Researchers from the University’s Department of Education have published a short video outlining a framework of five interlinked mechanisms leading to a Pathway to Change framework to support young people to (re)engage with education or training.

Aimed at public, policy and practitioner audiences, it reports on findings from a 3.5-year European-funded study (Orienta4YEL) aiming to tackle ESL/NEEThood (Not in Employment Education or Training) in five countries: England, Spain, Portugal, Germany and Romania.

PhD graduate, Alison Douthwaite, alongside Ceri Brown, Nicola Savvides, and Ioannis Costas-Batlle, prepared the video to publicise their theory framework. This is further explored in a recently published paper in the International Journal of Adolescence and Youth.

The framework draws on data from interviews, surveys, and focus groups with 28 educators and 82 young people, across 11 settings in South West England.

Participating educators undertook a year-long training programme, designed and led by the University of Bath team. During this, they developed, trialled and evaluated intervention plans tailored to the different settings and cohorts of at-risk young people.

Interventions ranged from a ‘year-long supporting transitions group’ for learners at risk of failing to make a successful Post-16 transition, to a ‘careers language initiative’ giving refugee children the vocabulary and personalised pathways necessary to realise their career ambitions. The interventions made a significant impact on the learning, engagement and work aspirations of the young people involved.

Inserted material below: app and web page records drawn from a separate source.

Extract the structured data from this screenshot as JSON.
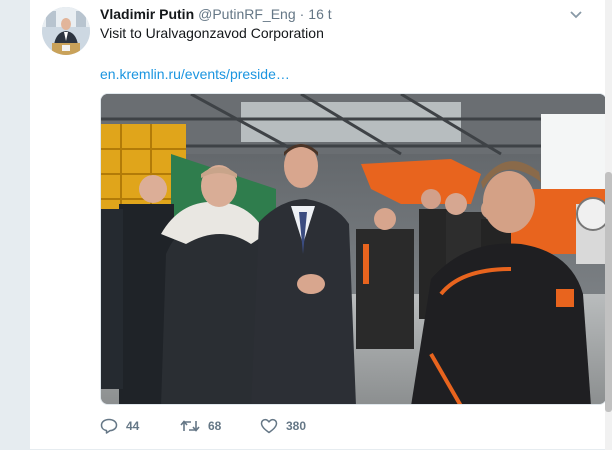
{
  "tweet": {
    "author_name": "Vladimir Putin",
    "handle": "@PutinRF_Eng",
    "separator": "·",
    "time": "16 t",
    "text": "Visit to Uralvagonzavod Corporation",
    "link_text": "en.kremlin.ru/events/preside…"
  },
  "actions": {
    "reply_count": "44",
    "retweet_count": "68",
    "like_count": "380"
  },
  "icons": {
    "reply": "reply-icon",
    "retweet": "retweet-icon",
    "like": "heart-icon",
    "more": "chevron-down-icon"
  },
  "colors": {
    "link": "#1b95e0",
    "secondary_text": "#657786",
    "background": "#e6ecf0"
  }
}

The Pathway to Change framework built on findings from earlier phases of the study. A theoretical framework conceptualising the risks to ESL, also developed by the Bath team, formed the basis of the Practitioner training programme and was applied by the five international partners in the study. A paper in the Journal of Youth Studies (which is due to be published soon) presents the UK data from this phase and compares the views of young people with those of the educators who support them about the different risks to ESL and NEEThood. This framework is also presented as a video and in a Special Issue in the Journal of Education and Work.

These project outputs aim to contribute to the development of policy and practice in understanding and intervening on the issue of ESL and NEEThood.